**** EXERCISE MATERIAL ****
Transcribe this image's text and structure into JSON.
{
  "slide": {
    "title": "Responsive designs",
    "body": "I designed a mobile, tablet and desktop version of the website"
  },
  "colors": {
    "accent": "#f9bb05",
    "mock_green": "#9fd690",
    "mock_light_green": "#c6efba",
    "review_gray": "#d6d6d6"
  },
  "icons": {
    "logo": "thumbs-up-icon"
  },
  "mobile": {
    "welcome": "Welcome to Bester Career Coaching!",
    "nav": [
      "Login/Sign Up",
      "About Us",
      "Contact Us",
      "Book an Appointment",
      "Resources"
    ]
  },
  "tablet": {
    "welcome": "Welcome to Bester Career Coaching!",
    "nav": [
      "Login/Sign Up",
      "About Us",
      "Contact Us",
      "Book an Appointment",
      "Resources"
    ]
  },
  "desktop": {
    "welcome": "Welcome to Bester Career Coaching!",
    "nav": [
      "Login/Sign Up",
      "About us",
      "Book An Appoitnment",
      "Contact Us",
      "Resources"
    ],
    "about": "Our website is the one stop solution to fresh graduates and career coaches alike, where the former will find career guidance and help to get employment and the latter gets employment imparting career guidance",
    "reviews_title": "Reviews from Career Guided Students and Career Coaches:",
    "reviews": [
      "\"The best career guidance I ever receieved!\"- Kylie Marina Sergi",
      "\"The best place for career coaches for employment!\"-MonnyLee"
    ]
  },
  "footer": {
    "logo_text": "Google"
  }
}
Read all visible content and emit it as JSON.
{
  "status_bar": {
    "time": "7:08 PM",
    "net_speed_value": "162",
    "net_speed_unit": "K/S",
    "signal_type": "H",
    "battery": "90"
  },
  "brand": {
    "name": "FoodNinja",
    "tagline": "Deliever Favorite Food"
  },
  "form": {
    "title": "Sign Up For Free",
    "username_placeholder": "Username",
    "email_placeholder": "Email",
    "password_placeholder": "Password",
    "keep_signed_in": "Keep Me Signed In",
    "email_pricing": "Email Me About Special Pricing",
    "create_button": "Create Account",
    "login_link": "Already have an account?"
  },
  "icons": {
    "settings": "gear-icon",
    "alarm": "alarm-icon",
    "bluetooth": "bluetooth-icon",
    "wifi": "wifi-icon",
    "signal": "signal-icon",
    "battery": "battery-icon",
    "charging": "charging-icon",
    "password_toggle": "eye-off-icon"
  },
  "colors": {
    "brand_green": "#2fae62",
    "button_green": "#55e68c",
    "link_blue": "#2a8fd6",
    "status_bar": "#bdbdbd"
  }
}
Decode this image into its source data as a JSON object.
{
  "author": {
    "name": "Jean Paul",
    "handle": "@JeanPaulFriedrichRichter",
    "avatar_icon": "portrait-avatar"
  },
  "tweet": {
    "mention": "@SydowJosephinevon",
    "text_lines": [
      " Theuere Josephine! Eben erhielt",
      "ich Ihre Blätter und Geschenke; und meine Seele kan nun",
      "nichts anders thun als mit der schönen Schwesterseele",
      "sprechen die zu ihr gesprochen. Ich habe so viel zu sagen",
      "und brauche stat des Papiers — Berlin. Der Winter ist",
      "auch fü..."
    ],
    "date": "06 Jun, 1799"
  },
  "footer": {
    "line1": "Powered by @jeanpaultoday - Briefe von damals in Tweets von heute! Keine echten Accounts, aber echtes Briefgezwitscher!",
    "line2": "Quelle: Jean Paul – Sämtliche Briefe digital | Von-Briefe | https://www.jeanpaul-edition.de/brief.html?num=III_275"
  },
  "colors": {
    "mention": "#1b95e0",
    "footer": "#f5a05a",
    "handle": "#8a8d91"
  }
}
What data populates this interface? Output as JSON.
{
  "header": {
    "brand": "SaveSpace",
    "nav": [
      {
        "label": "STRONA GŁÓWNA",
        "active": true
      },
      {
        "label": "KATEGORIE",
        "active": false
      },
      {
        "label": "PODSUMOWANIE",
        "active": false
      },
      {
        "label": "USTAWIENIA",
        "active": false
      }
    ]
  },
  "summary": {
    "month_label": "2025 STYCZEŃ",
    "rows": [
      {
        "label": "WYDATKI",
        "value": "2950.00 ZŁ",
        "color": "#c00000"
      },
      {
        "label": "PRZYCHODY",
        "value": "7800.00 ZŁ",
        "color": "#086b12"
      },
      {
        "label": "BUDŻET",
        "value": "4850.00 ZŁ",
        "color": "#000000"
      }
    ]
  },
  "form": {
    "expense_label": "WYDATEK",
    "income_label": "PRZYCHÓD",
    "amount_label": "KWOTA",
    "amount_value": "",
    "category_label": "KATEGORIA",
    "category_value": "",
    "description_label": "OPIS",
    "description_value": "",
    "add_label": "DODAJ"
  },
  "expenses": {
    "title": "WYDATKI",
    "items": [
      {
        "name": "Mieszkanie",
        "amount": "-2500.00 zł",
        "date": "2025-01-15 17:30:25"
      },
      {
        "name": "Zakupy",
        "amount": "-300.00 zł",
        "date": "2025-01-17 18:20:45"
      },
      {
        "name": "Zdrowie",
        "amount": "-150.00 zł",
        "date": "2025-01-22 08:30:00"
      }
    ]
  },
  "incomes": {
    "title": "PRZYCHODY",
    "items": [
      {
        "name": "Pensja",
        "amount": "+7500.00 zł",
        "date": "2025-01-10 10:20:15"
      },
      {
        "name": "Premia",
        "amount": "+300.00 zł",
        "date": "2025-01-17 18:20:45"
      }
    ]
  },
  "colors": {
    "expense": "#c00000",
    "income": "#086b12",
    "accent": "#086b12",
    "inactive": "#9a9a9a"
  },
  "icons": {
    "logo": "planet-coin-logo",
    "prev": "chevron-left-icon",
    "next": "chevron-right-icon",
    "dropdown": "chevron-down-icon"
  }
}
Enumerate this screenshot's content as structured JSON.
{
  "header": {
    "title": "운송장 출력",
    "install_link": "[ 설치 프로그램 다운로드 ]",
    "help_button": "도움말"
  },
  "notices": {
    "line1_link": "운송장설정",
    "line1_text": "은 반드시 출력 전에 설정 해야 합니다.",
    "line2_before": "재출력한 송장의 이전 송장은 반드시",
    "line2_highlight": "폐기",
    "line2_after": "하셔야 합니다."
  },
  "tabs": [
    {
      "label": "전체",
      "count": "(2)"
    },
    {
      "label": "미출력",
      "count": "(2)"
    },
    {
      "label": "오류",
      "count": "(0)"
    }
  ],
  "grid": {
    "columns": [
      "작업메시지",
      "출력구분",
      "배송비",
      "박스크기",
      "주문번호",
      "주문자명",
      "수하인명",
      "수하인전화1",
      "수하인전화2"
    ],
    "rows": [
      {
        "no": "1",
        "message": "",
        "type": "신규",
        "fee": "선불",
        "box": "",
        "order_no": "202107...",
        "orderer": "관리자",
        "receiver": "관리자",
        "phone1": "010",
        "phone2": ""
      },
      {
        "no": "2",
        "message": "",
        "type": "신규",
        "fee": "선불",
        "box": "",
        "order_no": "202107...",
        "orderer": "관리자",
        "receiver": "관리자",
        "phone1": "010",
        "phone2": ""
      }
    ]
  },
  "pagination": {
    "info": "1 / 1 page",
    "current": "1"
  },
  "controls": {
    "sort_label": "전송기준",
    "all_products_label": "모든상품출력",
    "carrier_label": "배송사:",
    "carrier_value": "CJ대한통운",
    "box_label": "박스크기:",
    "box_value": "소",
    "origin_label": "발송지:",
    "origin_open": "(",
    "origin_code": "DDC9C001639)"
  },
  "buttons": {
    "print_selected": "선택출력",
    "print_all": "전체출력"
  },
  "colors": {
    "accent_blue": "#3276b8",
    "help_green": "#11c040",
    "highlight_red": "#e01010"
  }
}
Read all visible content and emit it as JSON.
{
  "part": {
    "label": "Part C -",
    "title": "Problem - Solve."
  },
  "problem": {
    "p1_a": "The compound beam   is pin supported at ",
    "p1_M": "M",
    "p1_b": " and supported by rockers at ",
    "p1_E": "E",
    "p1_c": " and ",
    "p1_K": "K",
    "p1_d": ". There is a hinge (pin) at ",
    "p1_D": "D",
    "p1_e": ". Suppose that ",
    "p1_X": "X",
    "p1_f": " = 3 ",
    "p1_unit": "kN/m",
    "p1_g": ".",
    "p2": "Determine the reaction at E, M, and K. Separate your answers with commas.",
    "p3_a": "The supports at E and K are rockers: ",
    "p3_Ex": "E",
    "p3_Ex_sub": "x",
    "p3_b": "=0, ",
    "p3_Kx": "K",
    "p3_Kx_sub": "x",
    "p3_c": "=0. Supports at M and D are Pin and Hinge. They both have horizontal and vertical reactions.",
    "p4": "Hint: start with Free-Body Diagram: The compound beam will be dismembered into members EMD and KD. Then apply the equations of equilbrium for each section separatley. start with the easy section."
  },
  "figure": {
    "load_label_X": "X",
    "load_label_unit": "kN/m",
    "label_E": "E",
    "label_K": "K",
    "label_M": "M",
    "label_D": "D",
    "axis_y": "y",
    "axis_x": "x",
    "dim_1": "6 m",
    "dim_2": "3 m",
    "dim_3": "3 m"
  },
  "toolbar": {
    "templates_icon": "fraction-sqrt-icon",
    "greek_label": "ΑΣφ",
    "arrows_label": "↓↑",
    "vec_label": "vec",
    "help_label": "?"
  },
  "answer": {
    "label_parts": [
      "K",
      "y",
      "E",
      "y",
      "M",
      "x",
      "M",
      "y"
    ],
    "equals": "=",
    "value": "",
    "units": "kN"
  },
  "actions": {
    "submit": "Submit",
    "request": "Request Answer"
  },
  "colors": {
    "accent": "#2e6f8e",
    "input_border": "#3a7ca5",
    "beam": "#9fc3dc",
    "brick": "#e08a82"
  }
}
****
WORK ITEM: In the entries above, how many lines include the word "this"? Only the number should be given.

ANSWER AREA: 4